Graves’ ophthalmopathy, also known as Graves’ eye disease, represents the most frequent non-thyroidal manifestation of Graves’ disease. Both conditions are chronic diseases with physical and psychological symptoms ranging from no manifestations to severe manifestations. Graves’ ophthalmopathy affects the orbit around the eye, resulting in symptoms such as upper eyelid retraction, lid lag, swelling, redness, conjunctivitis, and bulging eyes.
Understanding Graves' Disease
What is Graves' Disease?
Symptoms of Graves' Ophthalmopathy
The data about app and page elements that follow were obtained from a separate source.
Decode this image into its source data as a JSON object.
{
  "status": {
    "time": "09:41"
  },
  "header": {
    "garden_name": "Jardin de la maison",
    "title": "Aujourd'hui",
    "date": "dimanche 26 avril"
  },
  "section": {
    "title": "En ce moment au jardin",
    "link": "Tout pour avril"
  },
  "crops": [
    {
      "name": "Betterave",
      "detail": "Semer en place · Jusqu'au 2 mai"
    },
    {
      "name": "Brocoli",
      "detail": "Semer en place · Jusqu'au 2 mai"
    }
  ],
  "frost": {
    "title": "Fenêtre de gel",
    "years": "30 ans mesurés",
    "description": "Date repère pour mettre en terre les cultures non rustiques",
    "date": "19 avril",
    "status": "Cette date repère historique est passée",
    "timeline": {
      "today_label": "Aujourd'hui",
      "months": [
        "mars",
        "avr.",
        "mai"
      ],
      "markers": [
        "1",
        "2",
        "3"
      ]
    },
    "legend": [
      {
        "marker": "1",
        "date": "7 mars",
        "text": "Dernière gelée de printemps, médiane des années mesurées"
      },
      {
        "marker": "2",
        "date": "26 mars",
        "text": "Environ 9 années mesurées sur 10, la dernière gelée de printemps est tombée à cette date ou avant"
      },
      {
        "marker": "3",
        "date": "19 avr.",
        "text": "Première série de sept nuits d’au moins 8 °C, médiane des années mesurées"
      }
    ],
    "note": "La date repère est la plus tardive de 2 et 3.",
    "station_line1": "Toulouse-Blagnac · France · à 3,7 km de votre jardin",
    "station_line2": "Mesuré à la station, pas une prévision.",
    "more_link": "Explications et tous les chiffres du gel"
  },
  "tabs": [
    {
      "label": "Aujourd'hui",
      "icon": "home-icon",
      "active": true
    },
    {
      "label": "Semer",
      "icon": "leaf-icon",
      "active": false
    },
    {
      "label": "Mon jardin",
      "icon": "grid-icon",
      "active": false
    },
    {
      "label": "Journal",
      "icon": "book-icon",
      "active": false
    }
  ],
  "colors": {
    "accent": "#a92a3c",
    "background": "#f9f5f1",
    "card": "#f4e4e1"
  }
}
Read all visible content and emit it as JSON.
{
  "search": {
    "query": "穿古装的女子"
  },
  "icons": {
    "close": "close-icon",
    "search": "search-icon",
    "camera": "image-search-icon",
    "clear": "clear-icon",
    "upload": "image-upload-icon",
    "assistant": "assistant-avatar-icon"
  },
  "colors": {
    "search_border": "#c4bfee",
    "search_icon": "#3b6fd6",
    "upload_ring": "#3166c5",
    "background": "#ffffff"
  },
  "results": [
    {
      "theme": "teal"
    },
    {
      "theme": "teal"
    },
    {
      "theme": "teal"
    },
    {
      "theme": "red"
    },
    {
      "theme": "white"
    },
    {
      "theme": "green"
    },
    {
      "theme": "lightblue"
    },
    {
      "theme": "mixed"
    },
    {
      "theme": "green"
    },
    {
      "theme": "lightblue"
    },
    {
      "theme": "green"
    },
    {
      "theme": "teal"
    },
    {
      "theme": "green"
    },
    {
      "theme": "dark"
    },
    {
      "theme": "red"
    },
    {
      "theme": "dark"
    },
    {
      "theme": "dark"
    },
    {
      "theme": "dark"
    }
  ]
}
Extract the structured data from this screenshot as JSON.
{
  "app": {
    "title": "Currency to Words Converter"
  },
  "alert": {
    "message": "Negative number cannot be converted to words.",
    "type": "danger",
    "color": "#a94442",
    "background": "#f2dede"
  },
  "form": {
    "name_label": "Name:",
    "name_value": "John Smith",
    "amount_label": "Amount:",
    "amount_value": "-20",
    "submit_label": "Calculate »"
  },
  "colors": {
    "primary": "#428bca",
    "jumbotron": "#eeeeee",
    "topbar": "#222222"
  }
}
This eye condition results from an abnormal increase of fat tissue within the orbital cavity and the overdevelopment of the eye muscles. Since the eye socket or orbit is rigid, inflexible, and cannot accommodate the larger eyeball, the eye bulges out, causing headaches, tearing, and a pressure sensation. The pressure can cause optic neuropathy in extreme cases, leading to vision loss.
- Inflamed eyes
- Itchy eyes (some call them gritty eyes)
- Swelling of the eyelids and tissues around the eyes
- Widening of the space between the eyelids
- Photophobia (sensitivity to light)
- Reddened eyes
- Changes in visual sharpness or color vision
- Abnormal protrusion of the eyeball(s)
- Eye pain
- Severe swelling around the orbit
- Severe restriction of ocular motion
- Corticosteroid dependency
- Excessive or disfiguring protrusion of the eyeball(s)
- Optic neuropathy
- Orbital congestion
- Severe dry eyes
Causes and Risk Factors
Ophthalmopathy occurs in about 50% of Graves’ cases, with severe forms affecting 3 to 5% percent of these patients. Graves’ ophthalmopathy is more frequent in women than men, occurring at a 4:1 female-to-male ratio. Rates of this condition peak from ages 50-70. We offer advanced Grave’s eye disease treatments that can alleviate symptoms and reduce the risk of serious complications. Other risk factors include:
- Family history of Graves’ disease or Hashimoto’s disease
- Pre-existing autoimmune disorders
- Hormonal disorders
- Nicotine use
- Celiac disease
- Pernicious anemia
Diagnosing Graves’ Ophthalmopathy
In the early, active stage of Graves’ ophthalmopathy, the condition can often be treated with non-surgical therapies, such as corticosteroids. When patients do not respond to steroids or other conservative measures, surgical intervention may be beneficial.
Once Graves’ ophthalmopathy becomes chronic, it is often resistant to conservative therapy. The response rate to nonsurgical treatments is about 65%, and most patients’ improvements are modest. Even after successful immunosuppression, most patients have remaining eye changes and require rehabilitative surgery.
Patients with Graves’ ophthalmopathy who visit The Institute for Advanced Reconstruction undergo a thorough evaluation to confirm their diagnosis and determine if they are a candidate for treatment with orbital decompression surgery.
Graves’ Ophthalmopathy Treatments
Orbital Decompression Surgery
The Institute for Advanced Reconstruction offers a unique surgical solution for Graves’ ophthalmopathy that delivers excellent results. Orbital decompression surgery involves removing excess fat from the orbital cavity and expanding the orbital wall to alleviate pressure and congestion in and around the eyes.
Dr. Neven Olivari of Germany first described the technique in 1988. Our very own Dr. Tushar Patel was able to train under Dr. Olivari’s guidance, making him an expert in transpalpebral orbital decompression. Now, Dr. Patel and the IFAR team are proud to be on the cutting edge by providing this advanced treatment option for Graves’ ophthalmopathy.
Orbital decompression surgery may involve fat removal alone or it may include the removal of bone to expand the orbital vault. It often involves a combination of these techniques, depending on the severity and stage of the disease. With Dr. Patel’s expertise, the procedure can improve orbital congestion, pain, eye bulging, and eyelid disfigurement; for extreme cases, it can prevent optic nerve damage, corneal breach, and eye dislocation.
Graves’ Eye Disease: What You Need to Know
Graves’ Ophthalmopathy- Mary Ellen’s Story
Graves’ Ophthalmopathy: Your Questions Answered
Graves’ Ophthalmopathy Treatment – Orbital Decompression
Visit our patient resource page for important forms and information about Graves’ ophthalmopathy treatments
Am I a candidate for Graves’ Ophthalmopathy treatment?
If you are suffering from Graves’ ophthalmopathy, contact us today to find out if you qualify for our advanced orbital decompression surgery.